• [TO DO]: Leaving every picture out, repeat all of the entries below exactly.

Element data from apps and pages
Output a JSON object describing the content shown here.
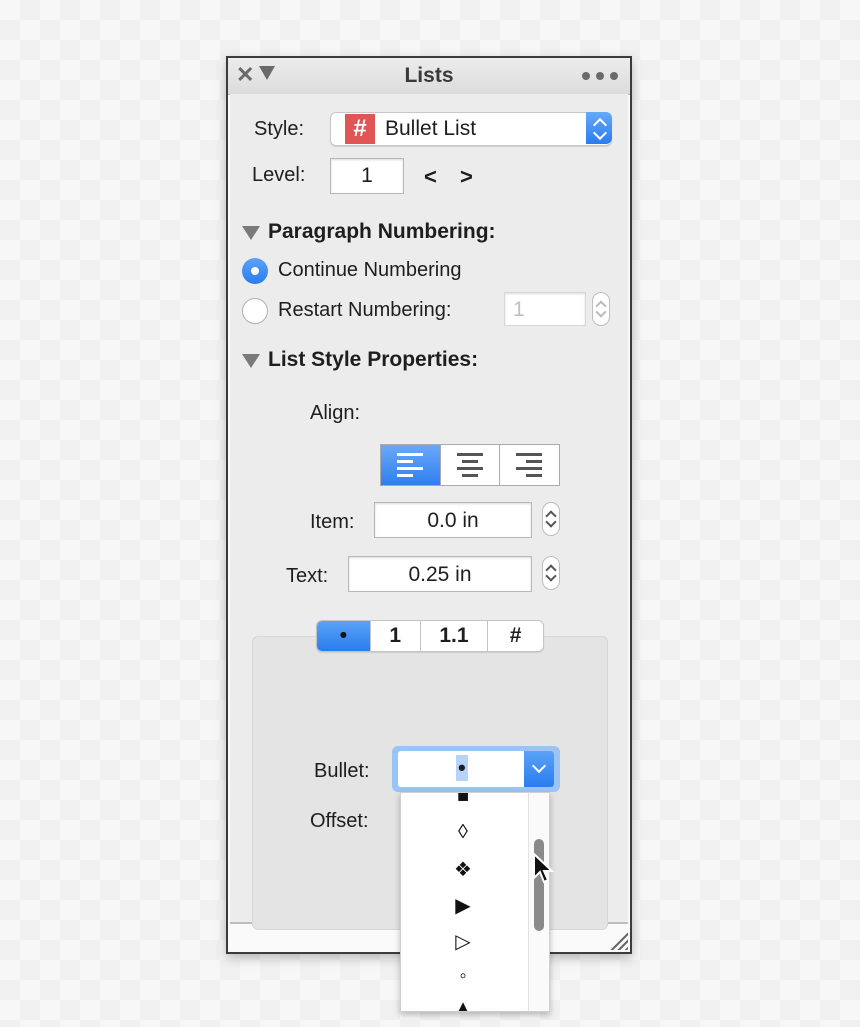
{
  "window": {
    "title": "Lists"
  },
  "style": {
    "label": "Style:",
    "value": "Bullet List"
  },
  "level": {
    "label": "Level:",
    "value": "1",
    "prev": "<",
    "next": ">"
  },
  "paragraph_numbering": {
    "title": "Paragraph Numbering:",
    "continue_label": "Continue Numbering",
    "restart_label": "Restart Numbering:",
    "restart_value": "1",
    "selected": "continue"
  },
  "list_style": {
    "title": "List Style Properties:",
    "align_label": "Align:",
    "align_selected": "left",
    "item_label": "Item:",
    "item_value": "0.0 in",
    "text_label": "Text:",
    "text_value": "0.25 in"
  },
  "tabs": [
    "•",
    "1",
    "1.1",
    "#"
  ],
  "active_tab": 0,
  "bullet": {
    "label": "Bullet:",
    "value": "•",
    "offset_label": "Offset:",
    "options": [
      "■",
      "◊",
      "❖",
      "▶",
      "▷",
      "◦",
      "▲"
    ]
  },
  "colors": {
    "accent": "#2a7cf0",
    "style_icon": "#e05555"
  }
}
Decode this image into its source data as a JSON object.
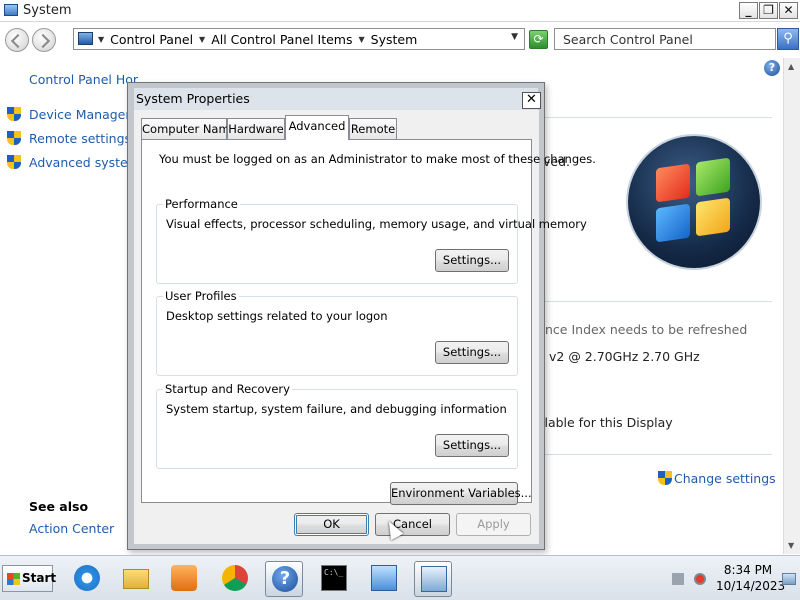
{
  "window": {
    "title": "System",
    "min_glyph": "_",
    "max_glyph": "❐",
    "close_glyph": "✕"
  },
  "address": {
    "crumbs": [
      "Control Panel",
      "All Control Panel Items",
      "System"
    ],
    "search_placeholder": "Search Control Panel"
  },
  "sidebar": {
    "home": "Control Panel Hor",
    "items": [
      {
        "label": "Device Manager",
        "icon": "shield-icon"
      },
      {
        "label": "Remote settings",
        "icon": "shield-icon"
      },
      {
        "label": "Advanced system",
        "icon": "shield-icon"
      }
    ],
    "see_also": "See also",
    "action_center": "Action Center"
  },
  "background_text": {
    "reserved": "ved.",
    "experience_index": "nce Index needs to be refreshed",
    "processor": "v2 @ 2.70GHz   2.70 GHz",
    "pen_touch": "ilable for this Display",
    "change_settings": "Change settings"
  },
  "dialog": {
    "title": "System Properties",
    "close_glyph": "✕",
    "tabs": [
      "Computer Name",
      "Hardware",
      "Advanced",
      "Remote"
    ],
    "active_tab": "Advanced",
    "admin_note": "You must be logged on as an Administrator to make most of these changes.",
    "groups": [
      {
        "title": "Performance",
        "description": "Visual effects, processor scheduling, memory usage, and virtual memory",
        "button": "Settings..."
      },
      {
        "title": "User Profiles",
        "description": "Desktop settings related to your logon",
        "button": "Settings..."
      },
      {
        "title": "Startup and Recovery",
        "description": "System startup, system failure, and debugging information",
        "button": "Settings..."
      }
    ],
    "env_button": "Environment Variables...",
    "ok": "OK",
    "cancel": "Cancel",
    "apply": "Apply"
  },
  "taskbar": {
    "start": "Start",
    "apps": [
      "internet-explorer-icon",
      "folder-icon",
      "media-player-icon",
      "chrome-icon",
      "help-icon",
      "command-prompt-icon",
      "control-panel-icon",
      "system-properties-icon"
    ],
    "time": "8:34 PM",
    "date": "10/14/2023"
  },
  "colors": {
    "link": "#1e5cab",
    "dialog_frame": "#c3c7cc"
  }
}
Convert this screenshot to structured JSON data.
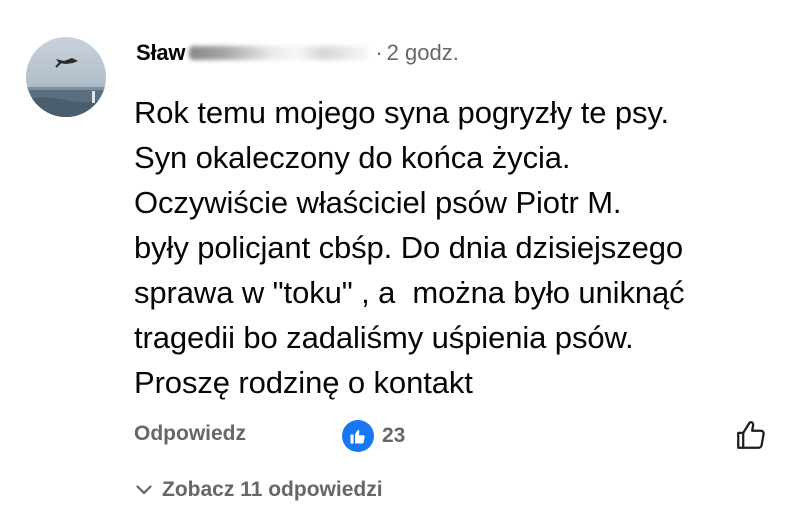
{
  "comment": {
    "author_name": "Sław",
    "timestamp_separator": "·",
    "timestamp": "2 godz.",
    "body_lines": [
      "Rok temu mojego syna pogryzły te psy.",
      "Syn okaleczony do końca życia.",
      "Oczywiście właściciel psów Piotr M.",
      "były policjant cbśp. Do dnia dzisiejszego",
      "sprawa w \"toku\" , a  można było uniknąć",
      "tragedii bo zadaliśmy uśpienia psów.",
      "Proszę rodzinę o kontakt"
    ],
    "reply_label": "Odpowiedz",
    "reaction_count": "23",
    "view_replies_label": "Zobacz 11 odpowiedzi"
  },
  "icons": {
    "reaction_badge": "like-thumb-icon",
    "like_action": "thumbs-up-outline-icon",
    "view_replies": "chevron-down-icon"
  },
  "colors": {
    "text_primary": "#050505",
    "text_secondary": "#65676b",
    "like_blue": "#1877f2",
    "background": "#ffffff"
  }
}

• [EXERCISE OUTPUT]:
Output a JSON object describing the content shown here.
{
  "window": {
    "title": "Lists"
  },
  "style": {
    "label": "Style:",
    "value": "Bullet List"
  },
  "level": {
    "label": "Level:",
    "value": "1",
    "prev": "<",
    "next": ">"
  },
  "paragraph_numbering": {
    "title": "Paragraph Numbering:",
    "continue_label": "Continue Numbering",
    "restart_label": "Restart Numbering:",
    "restart_value": "1",
    "selected": "continue"
  },
  "list_style": {
    "title": "List Style Properties:",
    "align_label": "Align:",
    "align_selected": "left",
    "item_label": "Item:",
    "item_value": "0.0 in",
    "text_label": "Text:",
    "text_value": "0.25 in"
  },
  "tabs": [
    "•",
    "1",
    "1.1",
    "#"
  ],
  "active_tab": 0,
  "bullet": {
    "label": "Bullet:",
    "value": "•",
    "offset_label": "Offset:",
    "options": [
      "■",
      "◊",
      "❖",
      "▶",
      "▷",
      "◦",
      "▲"
    ]
  },
  "colors": {
    "accent": "#2a7cf0",
    "style_icon": "#e05555"
  }
}
Decode this image into its source data as a JSON object.
{
  "window": {
    "title": "System",
    "min_glyph": "_",
    "max_glyph": "❐",
    "close_glyph": "✕"
  },
  "address": {
    "crumbs": [
      "Control Panel",
      "All Control Panel Items",
      "System"
    ],
    "search_placeholder": "Search Control Panel"
  },
  "sidebar": {
    "home": "Control Panel Hor",
    "items": [
      {
        "label": "Device Manager",
        "icon": "shield-icon"
      },
      {
        "label": "Remote settings",
        "icon": "shield-icon"
      },
      {
        "label": "Advanced system",
        "icon": "shield-icon"
      }
    ],
    "see_also": "See also",
    "action_center": "Action Center"
  },
  "background_text": {
    "reserved": "ved.",
    "experience_index": "nce Index needs to be refreshed",
    "processor": "v2 @ 2.70GHz   2.70 GHz",
    "pen_touch": "ilable for this Display",
    "change_settings": "Change settings"
  },
  "dialog": {
    "title": "System Properties",
    "close_glyph": "✕",
    "tabs": [
      "Computer Name",
      "Hardware",
      "Advanced",
      "Remote"
    ],
    "active_tab": "Advanced",
    "admin_note": "You must be logged on as an Administrator to make most of these changes.",
    "groups": [
      {
        "title": "Performance",
        "description": "Visual effects, processor scheduling, memory usage, and virtual memory",
        "button": "Settings..."
      },
      {
        "title": "User Profiles",
        "description": "Desktop settings related to your logon",
        "button": "Settings..."
      },
      {
        "title": "Startup and Recovery",
        "description": "System startup, system failure, and debugging information",
        "button": "Settings..."
      }
    ],
    "env_button": "Environment Variables...",
    "ok": "OK",
    "cancel": "Cancel",
    "apply": "Apply"
  },
  "taskbar": {
    "start": "Start",
    "apps": [
      "internet-explorer-icon",
      "folder-icon",
      "media-player-icon",
      "chrome-icon",
      "help-icon",
      "command-prompt-icon",
      "control-panel-icon",
      "system-properties-icon"
    ],
    "time": "8:34 PM",
    "date": "10/14/2023"
  },
  "colors": {
    "link": "#1e5cab",
    "dialog_frame": "#c3c7cc"
  }
}
Convert this screenshot to structured JSON data.
{
  "comment": {
    "author_name": "Sław",
    "timestamp_separator": "·",
    "timestamp": "2 godz.",
    "body_lines": [
      "Rok temu mojego syna pogryzły te psy.",
      "Syn okaleczony do końca życia.",
      "Oczywiście właściciel psów Piotr M.",
      "były policjant cbśp. Do dnia dzisiejszego",
      "sprawa w \"toku\" , a  można było uniknąć",
      "tragedii bo zadaliśmy uśpienia psów.",
      "Proszę rodzinę o kontakt"
    ],
    "reply_label": "Odpowiedz",
    "reaction_count": "23",
    "view_replies_label": "Zobacz 11 odpowiedzi"
  },
  "icons": {
    "reaction_badge": "like-thumb-icon",
    "like_action": "thumbs-up-outline-icon",
    "view_replies": "chevron-down-icon"
  },
  "colors": {
    "text_primary": "#050505",
    "text_secondary": "#65676b",
    "like_blue": "#1877f2",
    "background": "#ffffff"
  }
}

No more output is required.